    Lpi is how many breaks lines per inch. Easy knees so it will be twice as many break points that breaks lines. Thus, an image printed 10x10 inches high at 133 lpi, it should at least have a dpi of 266 and 266 ppi. Then the digital image to be 2660x2660. And if we talk digitally, and in megapixels it will be around 7mp (2660x2660 = 7,075,600). Do not know if it can be explained....

  6. #6
    Join Date
    Jun 2006
    Posts
    625

    Re: Pixels & breaks

    For the number of pixels per inch is immaterial. A file is not more to have a different dpi setting (the image consists still of the same number of pixels). Believe that the standard 72 dpi is solely to get a standard size photos when printing from the Web.

  7. #7
    Join Date
    Jan 2008
    Posts
    644

    Re: Pixels & breaks

    The press / print one can self-adjust the number of pixels per inch to make the image of (even if the maximum number regulated by the printer). So if you want a small image in high resolution or a big picture that is low resolution.
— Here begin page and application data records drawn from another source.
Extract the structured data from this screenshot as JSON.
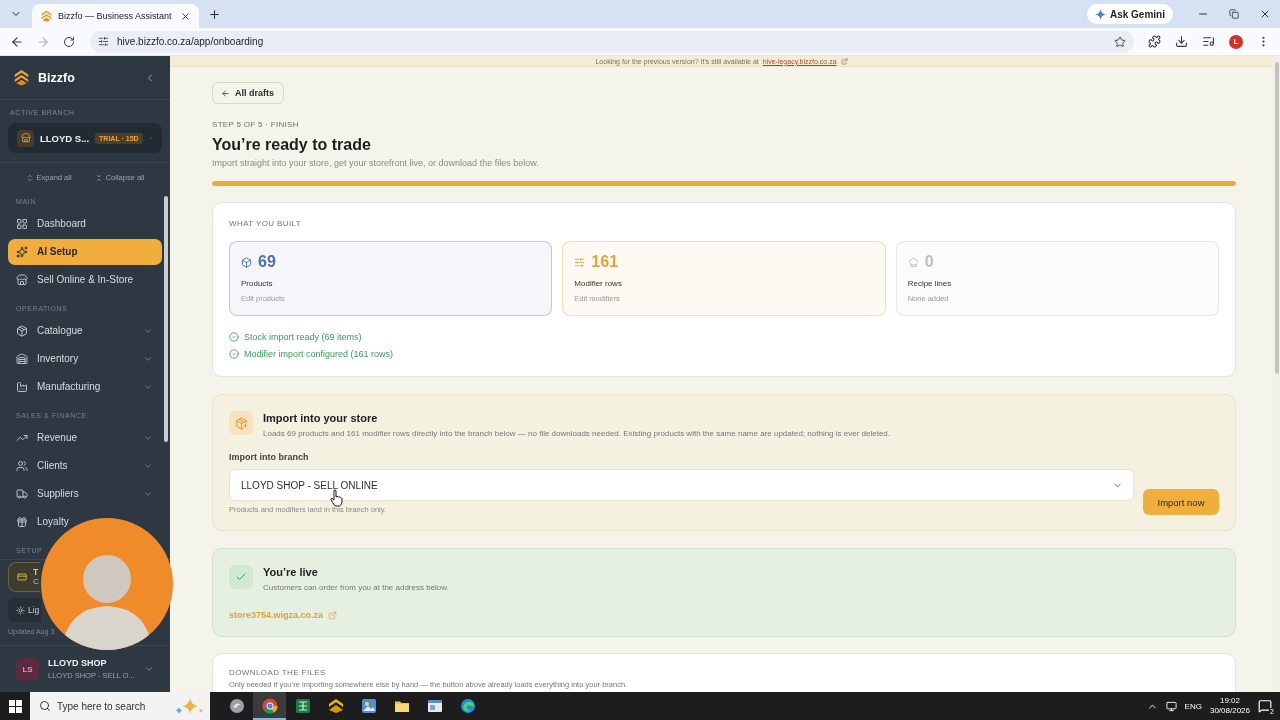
{
  "browser": {
    "tab": {
      "title": "Bizzfo — Business Assistant",
      "selected": true
    },
    "gemini_button": "Ask Gemini",
    "forward_disabled": true,
    "address": "hive.bizzfo.co.za/app/onboarding",
    "profile_initial": "L"
  },
  "sidebar": {
    "brand": "Bizzfo",
    "branch_label": "ACTIVE BRANCH",
    "branch_name": "LLOYD S...",
    "branch_badge": "TRIAL · 15D",
    "expand_all": "Expand all",
    "collapse_all": "Collapse all",
    "sections": [
      {
        "title": "MAIN",
        "items": [
          {
            "label": "Dashboard",
            "selected": false,
            "expandable": false
          },
          {
            "label": "AI Setup",
            "selected": true,
            "expandable": false
          },
          {
            "label": "Sell Online & In-Store",
            "selected": false,
            "expandable": false
          }
        ]
      },
      {
        "title": "OPERATIONS",
        "items": [
          {
            "label": "Catalogue",
            "selected": false,
            "expandable": true
          },
          {
            "label": "Inventory",
            "selected": false,
            "expandable": true
          },
          {
            "label": "Manufacturing",
            "selected": false,
            "expandable": true
          }
        ]
      },
      {
        "title": "SALES & FINANCE",
        "items": [
          {
            "label": "Revenue",
            "selected": false,
            "expandable": true
          },
          {
            "label": "Clients",
            "selected": false,
            "expandable": true
          },
          {
            "label": "Suppliers",
            "selected": false,
            "expandable": true
          },
          {
            "label": "Loyalty",
            "selected": false,
            "expandable": false
          }
        ]
      },
      {
        "title": "SETUP"
      }
    ],
    "plan_card": {
      "title": "T",
      "subtitle": "C"
    },
    "theme_button": "Lig",
    "updated": "Updated Aug 3",
    "user": {
      "initials": "LS",
      "name": "LLOYD SHOP",
      "branch": "LLOYD SHOP - SELL O..."
    }
  },
  "banner": {
    "text": "Looking for the previous version? It’s still available at",
    "link": "hive-legacy.bizzfo.co.za"
  },
  "page": {
    "back_button": "All drafts",
    "step": "STEP 5 OF 5 · FINISH",
    "title": "You’re ready to trade",
    "subtitle": "Import straight into your store, get your storefront live, or download the files below.",
    "progress": {
      "level": 1
    }
  },
  "summary": {
    "heading": "WHAT YOU BUILT",
    "stats": [
      {
        "value": "69",
        "label": "Products",
        "action": "Edit products",
        "color": "#4a6fb3"
      },
      {
        "value": "161",
        "label": "Modifier rows",
        "action": "Edit modifiers",
        "color": "#e3a43c"
      },
      {
        "value": "0",
        "label": "Recipe lines",
        "action": "None added",
        "color": "#bdbdbd"
      }
    ],
    "checks": [
      {
        "text": "Stock import ready (69 items)",
        "done": true
      },
      {
        "text": "Modifier import configured (161 rows)",
        "done": true
      }
    ]
  },
  "import_card": {
    "title": "Import into your store",
    "description": "Loads 69 products and 161 modifier rows directly into the branch below — no file downloads needed. Existing products with the same name are updated; nothing is ever deleted.",
    "field_label": "Import into branch",
    "branch_select": {
      "value": "LLOYD SHOP - SELL ONLINE"
    },
    "hint": "Products and modifiers land in this branch only.",
    "button": "Import now"
  },
  "live_card": {
    "title": "You’re live",
    "description": "Customers can order from you at the address below.",
    "link": "store3754.wigza.co.za"
  },
  "download_card": {
    "heading": "DOWNLOAD THE FILES",
    "description": "Only needed if you’re importing somewhere else by hand — the button above already loads everything into your branch."
  },
  "taskbar": {
    "search": {
      "placeholder": "Type here to search"
    },
    "apps": [
      {
        "selected": false
      },
      {
        "selected": true
      },
      {
        "selected": false
      },
      {
        "selected": false
      },
      {
        "selected": false
      },
      {
        "selected": false
      },
      {
        "selected": false
      },
      {
        "selected": false
      }
    ],
    "language": "ENG",
    "time": "19:02",
    "date": "30/08/2026",
    "notification_count": "2"
  }
}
But the computer is the only screen resolution to determine the degree of the image displayed, so why is it only the dissolution of the number of pixels that matter then.

  8. #8
    Join Date
    Oct 2008
    Posts
    93

    Re: Pixels & breaks

    When I change the resolution figure in the picture box in Photoshop I think I see that the file size increases?
    Or am I completely gone?

  9. #9
    Join Date
    May 2008
    Posts
    520

    Re: Pixels & breaks

    How can we increase the information in a picture? Reduce can always be done.
    But if I get a picture of 72 dpi and want to increase to 250 dpi, how does it confuse the magics up information in an image?

  10. #10
    Join Date
    Dec 2007
    Posts
    1,602

    Re: Pixels & breaks

    You can not increase the information in an image. You can not add new pixels that are not available. You can, however, continuation of the image. So add pixels based on pixels around. This means that the picture will be really ugly and no professional would accept such an image.

Similar Threads

  1. Sometime my screen pixels flickers
    By Kensington in forum Monitor & Video Cards
    Replies: 5
    Last Post: 11-12-2010, 11:11 PM
  2. Just Cause 2 breaks with ATI/NV set up
    By Heraclio in forum Video Games
    Replies: 6
    Last Post: 19-05-2010, 10:27 AM
  3. Red pixels on the screen of my laptop
    By KAELIN in forum Hardware Peripherals
    Replies: 3
    Last Post: 16-03-2009, 12:24 PM
  4. Many pixels error on screen
    By Hamir in forum Monitor & Video Cards
    Replies: 3
    Last Post: 31-01-2009, 12:29 PM
  5. A dead pixels
    By Gyani23 in forum Monitor & Video Cards
    Replies: 5
    Last Post: 05-11-2008, 01:48 PM

Posting Permissions

  • You may not post new threads
  • You may not post replies
  • You may not post attachments
  • You may not edit your posts
  •